  2. Topic: Time: We figured out how many times we could do various things (draw triangles, jump) in one minute.  We counted to 60 seconds using “1-Mississippi”, and watched the second hand on an analog watch for one full rotation.  We also tried to stand on one leg for a minute.  Finally, we timed 4 different sand hourglasses (1 minute, 2 minutes, 3 minutes, 5 minutes).IMG_1709
  3. Topics: Attribute Blocks, Sequences: Each kid made a chain of 10 attribute blocks, varying only one attribute per step.  Then they had to make it into a loop.  Finally, the whole group worked together to make a loop out of all 60 blocks.
  4. Topics: Geometry, Optimization: We revisited the activity with pastures and animals.  The rules are only one type of animal per pasture.  Each 1×1 square can hold two animals, and each equilateral triangle can hold one animal.  The goal is to hold a certain number of animals using as few fences as possible.  Initially, each kid had their own set of animals, but at the end the kids worked together to make one farm for a bunch of animals.

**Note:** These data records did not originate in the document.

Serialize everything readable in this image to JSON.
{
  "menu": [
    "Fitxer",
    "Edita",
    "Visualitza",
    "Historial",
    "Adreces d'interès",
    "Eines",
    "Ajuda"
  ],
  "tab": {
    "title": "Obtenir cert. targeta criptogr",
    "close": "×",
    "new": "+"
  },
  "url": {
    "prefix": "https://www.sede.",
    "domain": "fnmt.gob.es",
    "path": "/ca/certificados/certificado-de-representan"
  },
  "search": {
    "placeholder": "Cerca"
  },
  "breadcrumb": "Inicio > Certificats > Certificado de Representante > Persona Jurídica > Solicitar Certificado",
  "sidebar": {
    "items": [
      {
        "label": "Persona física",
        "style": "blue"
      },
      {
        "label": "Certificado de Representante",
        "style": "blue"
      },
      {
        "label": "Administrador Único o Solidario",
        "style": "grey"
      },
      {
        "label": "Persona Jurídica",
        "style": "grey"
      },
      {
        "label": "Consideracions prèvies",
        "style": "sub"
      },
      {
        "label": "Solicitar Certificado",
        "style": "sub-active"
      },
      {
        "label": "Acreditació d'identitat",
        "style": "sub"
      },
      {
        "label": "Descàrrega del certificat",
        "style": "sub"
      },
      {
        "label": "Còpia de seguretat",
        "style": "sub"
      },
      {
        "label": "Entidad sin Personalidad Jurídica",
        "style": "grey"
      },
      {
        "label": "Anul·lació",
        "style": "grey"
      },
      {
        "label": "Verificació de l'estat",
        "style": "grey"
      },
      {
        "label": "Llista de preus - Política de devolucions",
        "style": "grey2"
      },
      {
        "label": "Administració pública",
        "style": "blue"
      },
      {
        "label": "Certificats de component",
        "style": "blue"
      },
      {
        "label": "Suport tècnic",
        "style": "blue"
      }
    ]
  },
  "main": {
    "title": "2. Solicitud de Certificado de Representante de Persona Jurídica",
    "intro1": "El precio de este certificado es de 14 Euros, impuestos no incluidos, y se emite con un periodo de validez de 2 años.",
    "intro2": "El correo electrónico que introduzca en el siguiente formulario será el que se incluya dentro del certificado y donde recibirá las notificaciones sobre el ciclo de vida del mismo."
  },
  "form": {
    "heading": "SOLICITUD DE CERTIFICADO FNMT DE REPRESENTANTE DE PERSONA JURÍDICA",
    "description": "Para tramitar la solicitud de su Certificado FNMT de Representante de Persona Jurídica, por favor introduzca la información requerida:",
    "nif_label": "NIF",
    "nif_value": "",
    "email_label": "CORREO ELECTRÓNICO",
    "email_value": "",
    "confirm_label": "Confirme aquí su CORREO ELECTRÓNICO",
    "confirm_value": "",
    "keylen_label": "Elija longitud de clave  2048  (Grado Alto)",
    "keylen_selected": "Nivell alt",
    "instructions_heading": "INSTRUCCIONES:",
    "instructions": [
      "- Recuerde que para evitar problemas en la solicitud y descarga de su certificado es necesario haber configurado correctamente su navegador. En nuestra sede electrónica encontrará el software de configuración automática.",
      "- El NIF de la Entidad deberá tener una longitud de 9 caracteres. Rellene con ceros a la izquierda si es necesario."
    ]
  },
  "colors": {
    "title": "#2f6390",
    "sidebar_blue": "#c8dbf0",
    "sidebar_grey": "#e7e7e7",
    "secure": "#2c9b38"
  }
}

How Did It Go?

All five kids attended this week.

Monkey with a Minute

This was only a couple of pages, but it gave the idea for the next activity.

How Much in a Minute?

I used an iPad to do all the timing, they all enjoyed watching the digital display.  As usual they loved jumping — but one minute is a pretty long time to jump with such high energy!  Only one of the kids managed to stand on one leg without touching their other foot for a full minute.  The hourglasses turned out to vary in accuracy: 1:05, 2:01, 2:45, and 4:55.

Attribute Block Sequences

Most of the kids have a pretty good handle on this now, but many still make mistakes.  The kids are more inclined to vary shapes than any other attribute, followed by color — so there were lots of long sequences of thick shapes, for example.  After they had gotten a full loop using most of the shapes (which they could do mostly by themselves, with a few mistakes), they weren’t that great at finding places to add the few remaining shapes.

Fencing Pastures

All the kids understood the rule about only one kind of animal per pasture, and most understood the rules for how many animals there could be per pasture (although they’re not that great at actually counting up larger pastures).  They were less consistent about trying to use as few pastures as possible; and none of them really understood that you could save fences by putting all animals of the same type close together.  In the group activity, we ended up with one region built by a couple of the kids that was pretty efficient, and then a few outlying pastures — initially there had been a bunch of large unused pastures connecting the outlying pastures, but the kids realized they could take away all those fences.